Kirkpatrick Tyler with the non-profit group Urban Alchemy is part of the effort. He says the village, put together in what used to be a city parking lot, is meant to feel welcoming and comfortable. There is even a "Hello" welcome mat.
Each tent sleeps two people, meaning the village can house up to 40. Culver City is estimated to have approximately 300 people living on the streets. Culver City Mayor Albert Vera said the Safe Sleep village cost an estimated $3 million.
"Every city is suffering from housing and ultimately it is a housing issue," Vera said. "However until we build that housing we need to do something."
According to Tyler, many homeless people won't go to a shelter, "becaue they can't take their partner, or they would have to sleep separately from them." At the Safe Sleep village, the two-person tents ensure they can sleep together. The village also does not allow drugs or weapons.
Tyler said people's three major concerns are their partners, their pets and their possession. The Safe Sleep village has a dog park. Pets are allowed. And, as a result, Tyler said it not only encourages people to bring their pets, but also discourages them from walking their dogs in the neighborhood.
In the neighborhood there’s mixed reaction to the facility.
"I can’t do anything about it," said Louis Estevez. "If they’re going to come, they’re going to come I guess."
Tim McKenna wants to give it a chance, but doesn’t like that the place will have no curfew, so residents can be out at all hours.
"I don’t know about just letting them come and go as they please," he said. "[Because] that sounds like to me… these are the kind of people that are in the situation they are in more or less from their own fault."
Keoni Kaku, who works around the corner says he worries about possible car break-ins in the area.
"It's my car.
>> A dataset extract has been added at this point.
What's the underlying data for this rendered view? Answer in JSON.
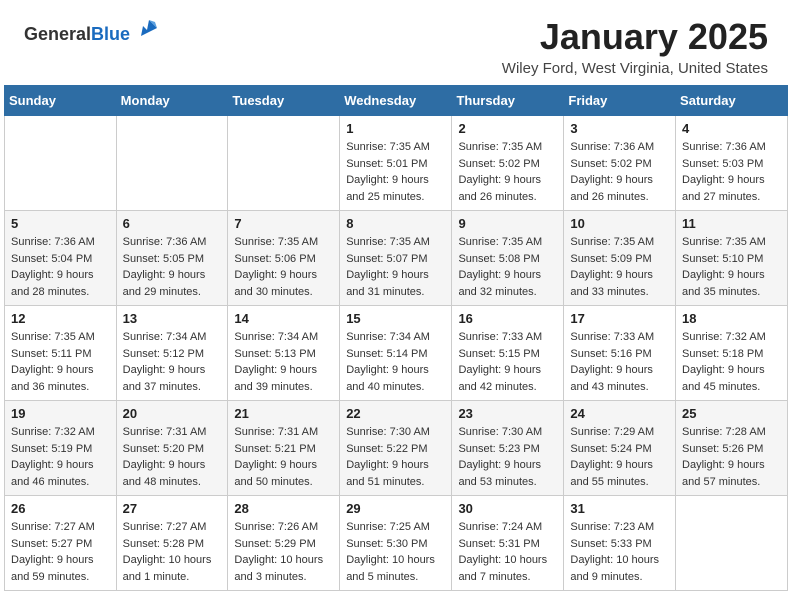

I want to be sure nothing is getting stolen," Kaku said.
Vera said that while he understands the concerns, the village will have 24/7 security, along with the Culver City Police Department's special enforcement watching the area.
Tyler said he hopes community members will come to him to voice their concerns and start a dialogue.
"We’re willing to be held accountable," Tyler said "We are interested in being good neighbors and we would much rather have conversations now than our first conversation being because there was an incident."
The first residents in this transitional housing are expected by the end of July or beginning of August.